Jun 17 2010
Baton Rouge – 2
The motives all show the ‘brave’ fighters for freedom in the style also used by Stalin and Hitler – but there are no natural images of the native indians or blacks who worked on the plantations. Mmmmmh…very interesting indeed!
Volumes have been written about this ‘populist’ Democratic Party politician in books and newspaper articles. He promoted the cause of the poor against the rich and powerful in the state, particularly the oil and chemical companies who you can still see along the banks of the river.
He was elected to the US Senate and rejected Roosevelt’s New Deal. He produced and promoted a more radical programme, including setting an upper limit on the wealth of the richest, and with stringent re-distrubution policies in favour of the rural and urban poor.
He was assassinated. No surprise really but it is still not know who was behind his murder. Some writers argue a connection to the method used in the assassination of John and Robert Kennedy thirty plus years later. You can research these arguments yourself.
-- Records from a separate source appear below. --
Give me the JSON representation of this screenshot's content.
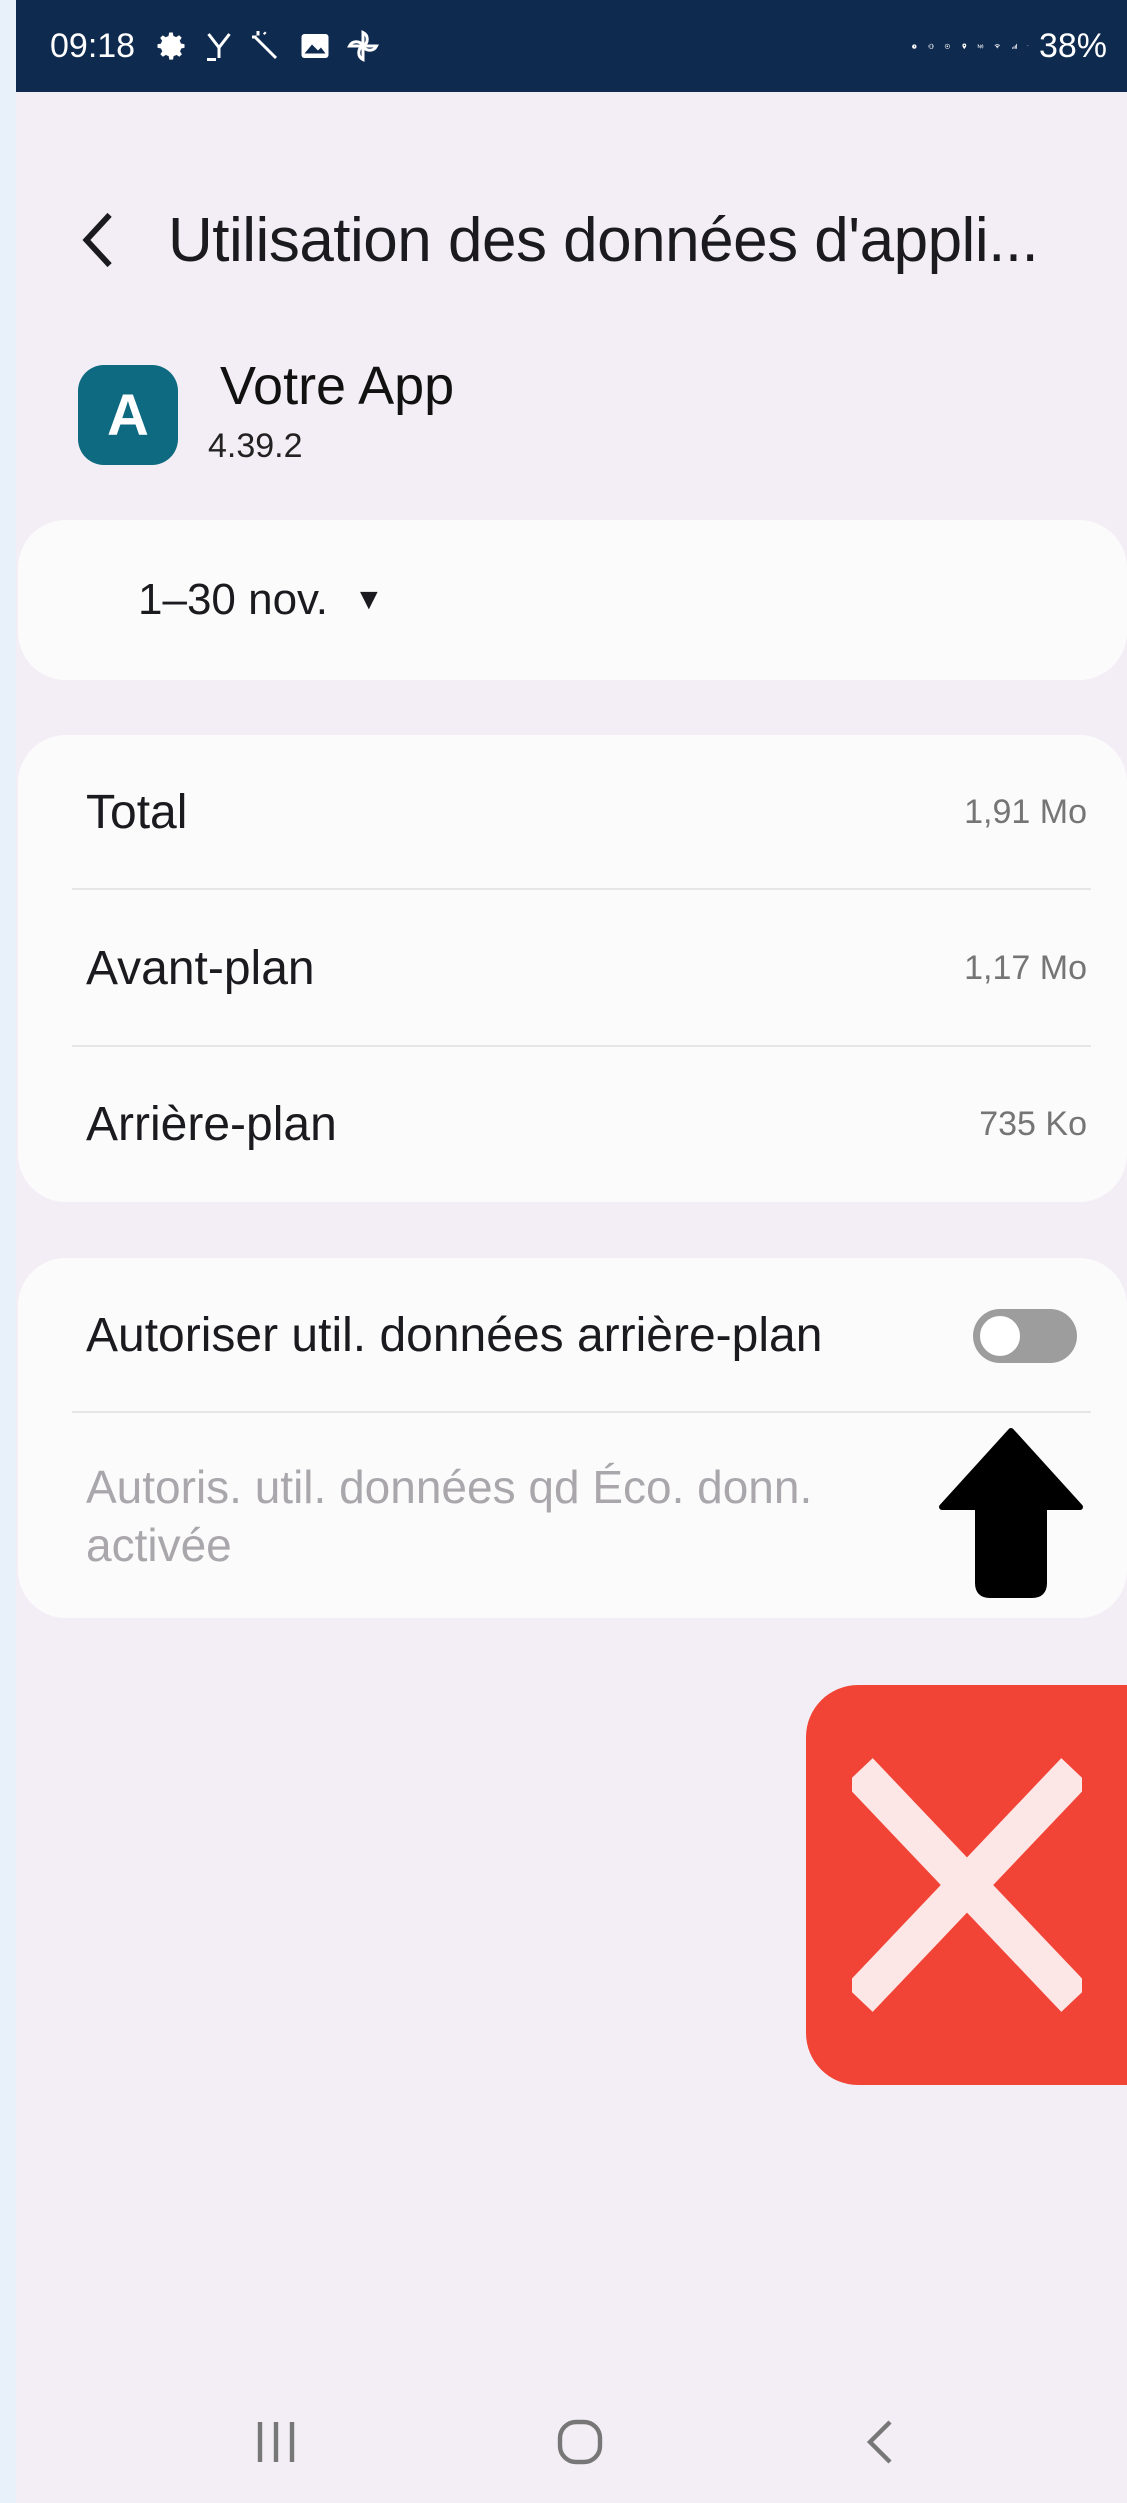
{
  "status_bar": {
    "time": "09:18",
    "battery": "38%",
    "left_icons": [
      "gear-icon",
      "download-icon",
      "magic-wand-icon",
      "gallery-icon",
      "pinwheel-icon"
    ],
    "right_icons": [
      "alarm-icon",
      "vibrate-icon",
      "sync-icon",
      "location-icon",
      "nfc-icon",
      "wifi-icon",
      "signal-icon",
      "battery-icon"
    ]
  },
  "header": {
    "title": "Utilisation des données d'appli..."
  },
  "app": {
    "icon_letter": "A",
    "name": "Votre App",
    "version": "4.39.2",
    "icon_color": "#0e6a80"
  },
  "period": {
    "label": "1–30 nov.",
    "caret": "▼"
  },
  "usage": {
    "rows": [
      {
        "label": "Total",
        "value": "1,91 Mo"
      },
      {
        "label": "Avant-plan",
        "value": "1,17 Mo"
      },
      {
        "label": "Arrière-plan",
        "value": "735 Ko"
      }
    ]
  },
  "background_data": {
    "toggle_label": "Autoriser util. données arrière-plan",
    "toggle_on": false,
    "eco_label": "Autoris. util. données qd Éco. donn. activée"
  },
  "overlay": {
    "accent_red": "#f24436",
    "arrow_color": "#000000"
  }
}
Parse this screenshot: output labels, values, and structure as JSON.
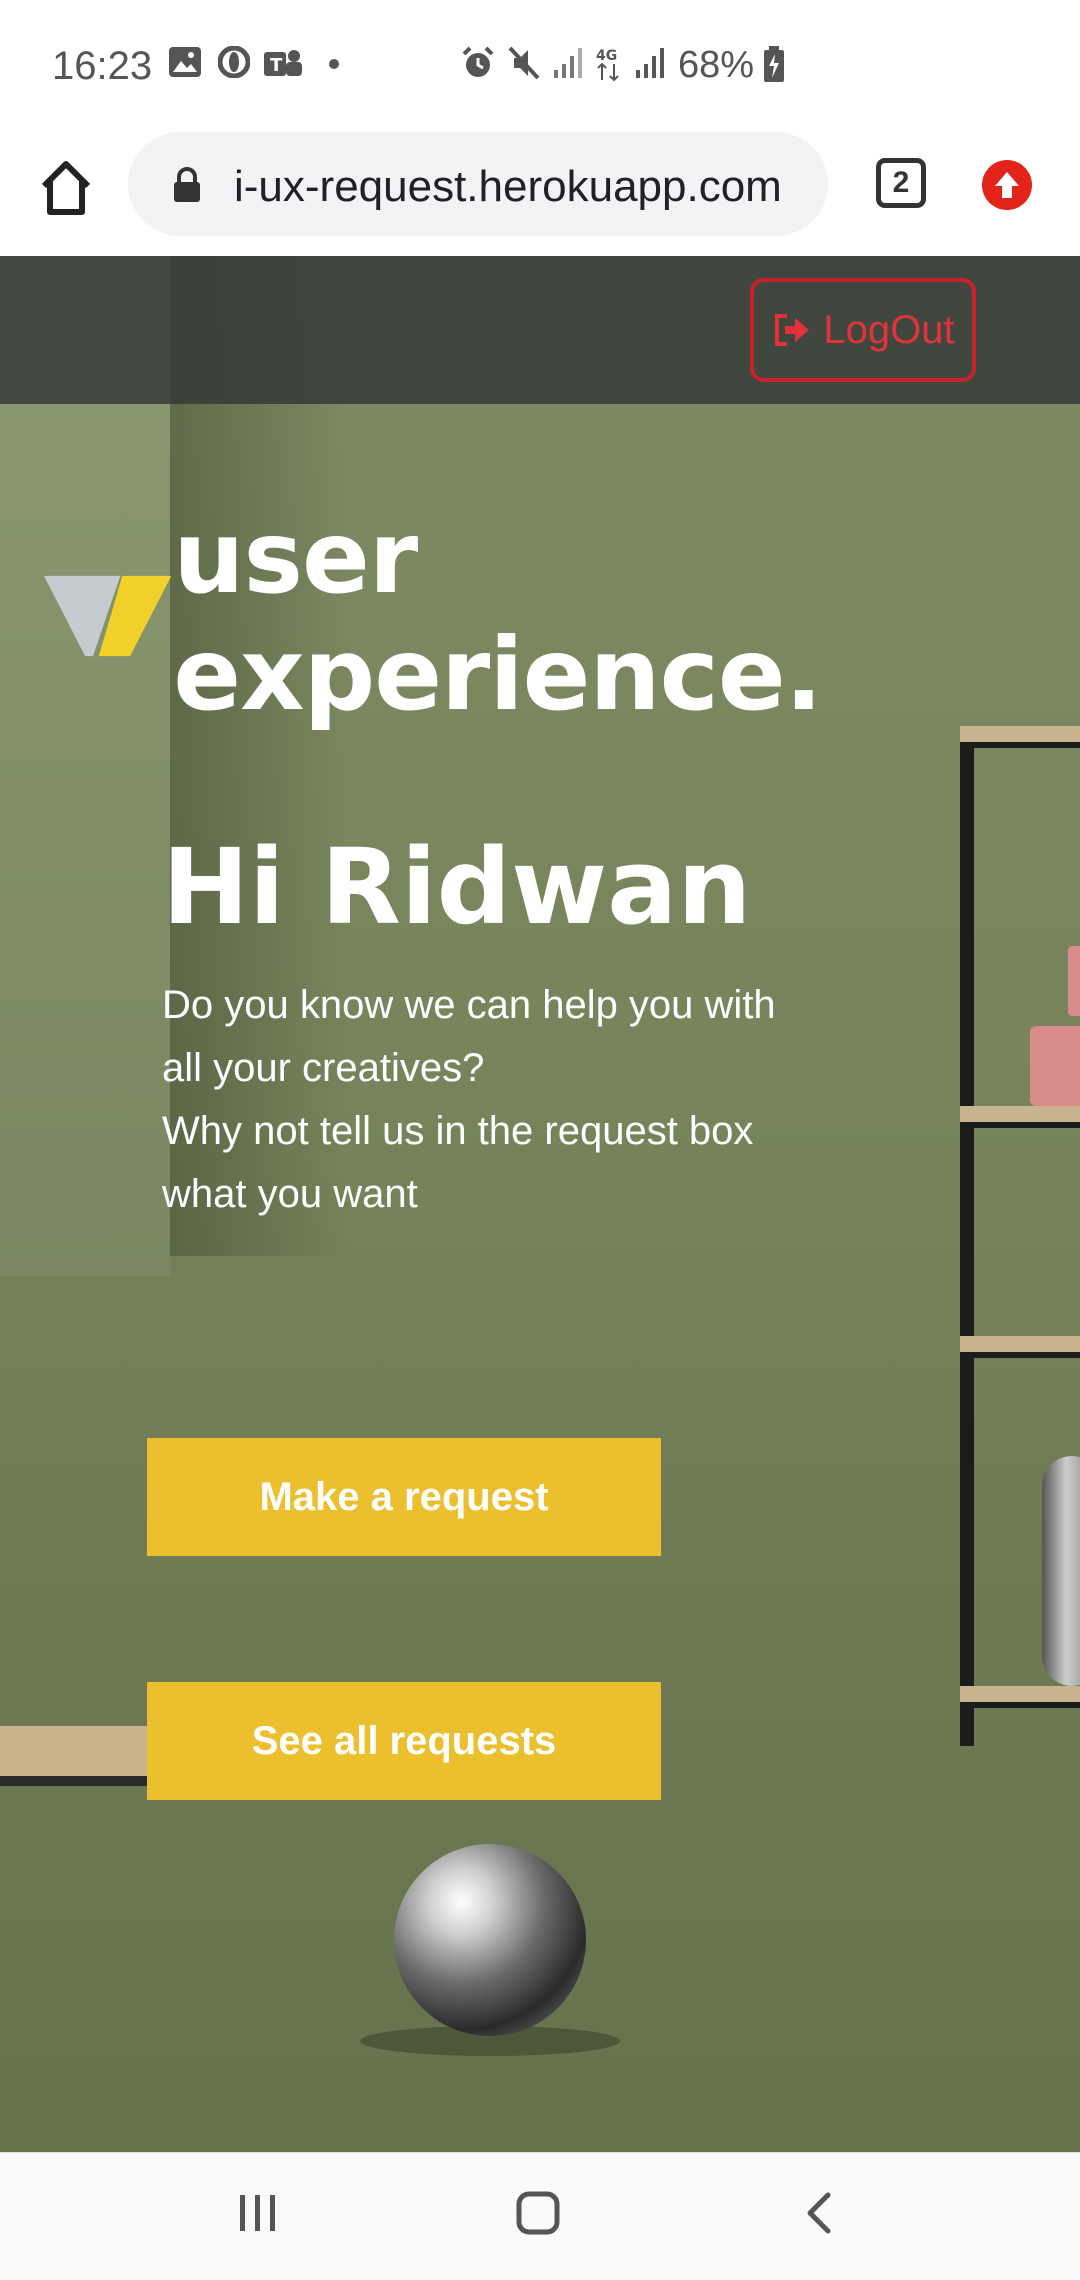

What I found interesting was the public demonstration of his activities as Governor and Senator, such as the memorial statue and garden in front of the capital building, and the many streets and parks still carrying his name. Interesting!
I went to the top of the building to see the city below and took some photographs. You can clearly see the petro-chemical plants along the river even in the state capital. I really enjoyed my time in Baton Rouge and could happily return to explore more of the city and its interesting history.